Everything is hard when you’re in a startup and when you finally get the company of the ground – well – it gets even harder. Many startups will never need to worry about the first growth phase as they die and wither away long before that. Those few that do, will face a challenge that can easily make or break the company. As it often is the case, the first people to enter a startup are usually friends, classmates or family members of the founders. At the early stages this approach can have its benefits. It isn’t until the company starts to grow that things start to get complicated.
Recruiting is hard. And if you’re a startup it is even more so. However, recruiting is not the only personnel challenge that growing startups face. Recruiting should always be adjusted to the phase of growth that the company is going through, because at every phase the company is aiming to achieve different things. Are you recruiting to a 5-, 50- or 500-person company makes a huge difference. However, it’s not automatically the new-hires that cause the challenges, it’s also the old ones.
It’s not given that a person responsible of e.g. marketing in a 5-person startup is still the right person for the job, when the company has grown to a 500-person company and is looking to expand overseas. Yet, this is often how things plan out. Those who have been with the company the longest, are usually the ones holding the management positions when the company grows. It’s true that these persons have often grown into these positions and in-a-way earned them. Point is that this races the importance of getting those very first hires absolutely correct to a whole new level.
Hiring the best talent is always hard. Regardless, the bar should be set very high from the beginning. There should be a very clear vision for what the company will look like as the first hires will set the culture and define the company. It’s also important to understand what are the non-negotiable qualifications for each position the company is trying to fill. And then the company should stick to them. The thing is that this might be somewhat easy up until to the point when it starts to feel impossible. At this point it’s easy to start making compromises just to fill the position – never make this mistake. “No hire” is still always better than bad hire. “No hire” can slow the growth but bad hire can kill a company.
With all this said.
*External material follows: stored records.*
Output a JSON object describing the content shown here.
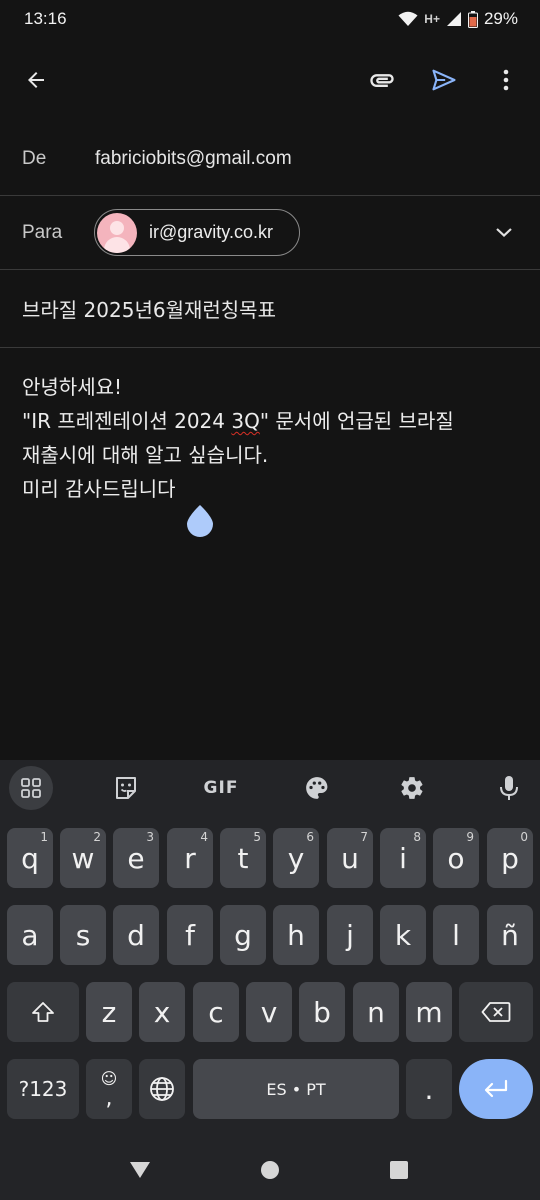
{
  "status": {
    "time": "13:16",
    "network": "H+",
    "battery": "29%"
  },
  "appbar": {
    "back_icon": "arrow-left-icon",
    "attach_icon": "paperclip-icon",
    "send_icon": "send-icon",
    "more_icon": "more-vert-icon"
  },
  "compose": {
    "from_label": "De",
    "from_value": "fabriciobits@gmail.com",
    "to_label": "Para",
    "to_chip": "ir@gravity.co.kr",
    "subject": "브라질 2025년6월재런칭목표",
    "body_lines": [
      "안녕하세요!",
      "\"IR 프레젠테이션 2024 3Q\" 문서에 언급된 브라질",
      "재출시에 대해 알고 싶습니다.",
      "미리 감사드립니다"
    ],
    "body_line2_prefix": "\"IR 프레젠테이션 2024 ",
    "body_line2_misspelled": "3Q",
    "body_line2_suffix": "\" 문서에 언급된 브라질"
  },
  "keyboard": {
    "toolbar": [
      "apps-grid-icon",
      "sticker-icon",
      "GIF",
      "palette-icon",
      "settings-icon",
      "mic-icon"
    ],
    "gif_label": "GIF",
    "row1": [
      {
        "k": "q",
        "h": "1"
      },
      {
        "k": "w",
        "h": "2"
      },
      {
        "k": "e",
        "h": "3"
      },
      {
        "k": "r",
        "h": "4"
      },
      {
        "k": "t",
        "h": "5"
      },
      {
        "k": "y",
        "h": "6"
      },
      {
        "k": "u",
        "h": "7"
      },
      {
        "k": "i",
        "h": "8"
      },
      {
        "k": "o",
        "h": "9"
      },
      {
        "k": "p",
        "h": "0"
      }
    ],
    "row2": [
      "a",
      "s",
      "d",
      "f",
      "g",
      "h",
      "j",
      "k",
      "l",
      "ñ"
    ],
    "row3": [
      "z",
      "x",
      "c",
      "v",
      "b",
      "n",
      "m"
    ],
    "symbols_label": "?123",
    "comma_label": ",",
    "space_label": "ES • PT",
    "period_label": ".",
    "accent_color": "#8ab4f8"
  },
  "navbar": [
    "back-triangle-icon",
    "home-circle-icon",
    "recents-square-icon"
  ]
}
It’s well justified to use a recruiter (internal or external) from the very beginning. In essence an amazing recruiter is just as essential to a startup’s success than an amazing programmer.